Records from a collection:
------------------------
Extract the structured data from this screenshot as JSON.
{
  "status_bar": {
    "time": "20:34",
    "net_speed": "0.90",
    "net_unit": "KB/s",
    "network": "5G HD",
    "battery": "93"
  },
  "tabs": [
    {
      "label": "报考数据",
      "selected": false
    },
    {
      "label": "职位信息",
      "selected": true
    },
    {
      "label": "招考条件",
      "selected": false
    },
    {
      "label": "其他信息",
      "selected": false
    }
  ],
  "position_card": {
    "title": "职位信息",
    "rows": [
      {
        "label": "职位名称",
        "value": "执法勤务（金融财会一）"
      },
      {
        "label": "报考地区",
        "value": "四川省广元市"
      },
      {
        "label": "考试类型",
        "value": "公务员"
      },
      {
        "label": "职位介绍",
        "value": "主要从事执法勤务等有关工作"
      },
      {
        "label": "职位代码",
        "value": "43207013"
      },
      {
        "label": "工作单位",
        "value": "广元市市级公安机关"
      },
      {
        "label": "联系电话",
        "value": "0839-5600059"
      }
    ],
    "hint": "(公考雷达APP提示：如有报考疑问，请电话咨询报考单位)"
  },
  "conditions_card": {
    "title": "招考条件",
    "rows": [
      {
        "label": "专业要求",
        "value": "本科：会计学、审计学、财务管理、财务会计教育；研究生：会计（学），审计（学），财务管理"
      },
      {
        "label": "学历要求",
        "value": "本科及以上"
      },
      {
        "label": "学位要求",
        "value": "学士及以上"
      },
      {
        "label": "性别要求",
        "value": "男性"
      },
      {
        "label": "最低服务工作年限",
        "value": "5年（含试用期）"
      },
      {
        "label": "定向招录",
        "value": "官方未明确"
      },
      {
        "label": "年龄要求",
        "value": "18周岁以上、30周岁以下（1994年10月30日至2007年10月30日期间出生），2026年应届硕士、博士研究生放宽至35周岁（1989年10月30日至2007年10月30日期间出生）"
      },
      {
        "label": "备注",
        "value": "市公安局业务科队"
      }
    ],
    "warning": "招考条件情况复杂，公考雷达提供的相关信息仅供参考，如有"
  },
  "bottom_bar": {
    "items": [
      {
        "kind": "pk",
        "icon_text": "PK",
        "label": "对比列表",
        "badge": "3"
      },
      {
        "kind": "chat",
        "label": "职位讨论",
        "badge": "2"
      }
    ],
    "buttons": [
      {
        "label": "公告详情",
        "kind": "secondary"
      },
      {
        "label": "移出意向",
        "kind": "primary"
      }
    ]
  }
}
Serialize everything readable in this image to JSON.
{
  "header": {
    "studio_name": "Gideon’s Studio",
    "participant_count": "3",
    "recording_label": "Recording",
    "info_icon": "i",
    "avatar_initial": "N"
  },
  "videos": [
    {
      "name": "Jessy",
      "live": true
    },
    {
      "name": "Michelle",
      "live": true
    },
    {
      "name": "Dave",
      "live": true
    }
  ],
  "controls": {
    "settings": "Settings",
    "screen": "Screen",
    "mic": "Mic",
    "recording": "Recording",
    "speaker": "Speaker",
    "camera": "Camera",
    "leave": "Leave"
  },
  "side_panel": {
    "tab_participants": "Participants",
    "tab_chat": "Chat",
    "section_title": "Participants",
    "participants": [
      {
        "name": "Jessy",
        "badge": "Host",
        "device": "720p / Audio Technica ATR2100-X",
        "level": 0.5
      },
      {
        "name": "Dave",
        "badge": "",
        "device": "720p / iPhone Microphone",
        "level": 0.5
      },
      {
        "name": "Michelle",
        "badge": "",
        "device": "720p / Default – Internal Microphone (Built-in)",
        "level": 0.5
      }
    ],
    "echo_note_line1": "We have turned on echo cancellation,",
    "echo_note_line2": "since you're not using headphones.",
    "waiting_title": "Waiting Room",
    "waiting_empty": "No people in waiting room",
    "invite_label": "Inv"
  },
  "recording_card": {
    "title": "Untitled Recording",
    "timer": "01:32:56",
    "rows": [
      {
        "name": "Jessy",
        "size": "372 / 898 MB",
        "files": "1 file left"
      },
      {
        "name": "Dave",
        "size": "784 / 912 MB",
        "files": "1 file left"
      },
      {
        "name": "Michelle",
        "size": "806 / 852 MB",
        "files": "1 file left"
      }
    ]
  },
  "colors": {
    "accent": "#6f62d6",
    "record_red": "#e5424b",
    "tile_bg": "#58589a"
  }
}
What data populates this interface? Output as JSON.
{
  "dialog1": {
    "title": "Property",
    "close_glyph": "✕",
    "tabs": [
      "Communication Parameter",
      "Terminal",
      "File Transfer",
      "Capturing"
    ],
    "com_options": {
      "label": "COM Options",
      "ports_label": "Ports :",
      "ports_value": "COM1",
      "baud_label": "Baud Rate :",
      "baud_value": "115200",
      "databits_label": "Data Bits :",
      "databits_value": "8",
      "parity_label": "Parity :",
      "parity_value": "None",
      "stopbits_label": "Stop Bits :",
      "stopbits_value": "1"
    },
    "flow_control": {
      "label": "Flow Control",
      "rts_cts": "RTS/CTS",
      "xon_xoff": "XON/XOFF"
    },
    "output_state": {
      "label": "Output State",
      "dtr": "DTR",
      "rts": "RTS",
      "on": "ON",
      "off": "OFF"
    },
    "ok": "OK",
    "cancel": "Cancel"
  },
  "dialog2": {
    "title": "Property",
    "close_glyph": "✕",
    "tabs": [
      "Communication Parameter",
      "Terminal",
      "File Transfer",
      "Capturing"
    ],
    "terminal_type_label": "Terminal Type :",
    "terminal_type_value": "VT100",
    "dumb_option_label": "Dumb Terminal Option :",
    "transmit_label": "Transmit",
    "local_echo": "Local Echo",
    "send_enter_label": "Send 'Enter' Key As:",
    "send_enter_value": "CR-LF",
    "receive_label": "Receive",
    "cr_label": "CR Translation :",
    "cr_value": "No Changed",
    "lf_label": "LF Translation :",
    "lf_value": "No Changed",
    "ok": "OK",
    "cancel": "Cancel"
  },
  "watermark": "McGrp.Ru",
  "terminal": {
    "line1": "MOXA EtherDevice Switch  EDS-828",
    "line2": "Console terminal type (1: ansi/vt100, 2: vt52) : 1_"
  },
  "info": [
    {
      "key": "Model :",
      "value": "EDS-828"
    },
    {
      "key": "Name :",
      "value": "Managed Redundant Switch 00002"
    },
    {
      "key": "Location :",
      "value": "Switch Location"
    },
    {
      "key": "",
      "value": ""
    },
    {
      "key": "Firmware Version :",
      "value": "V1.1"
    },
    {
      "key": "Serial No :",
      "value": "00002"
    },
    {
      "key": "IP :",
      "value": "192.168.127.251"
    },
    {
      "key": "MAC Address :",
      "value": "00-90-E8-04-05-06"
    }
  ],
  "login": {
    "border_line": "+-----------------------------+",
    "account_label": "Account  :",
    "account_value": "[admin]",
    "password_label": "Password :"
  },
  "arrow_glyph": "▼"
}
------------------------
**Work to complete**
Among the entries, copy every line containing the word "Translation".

**Answer for this exercise**
    "cr_label": "CR Translation :",
    "lf_label": "LF Translation :",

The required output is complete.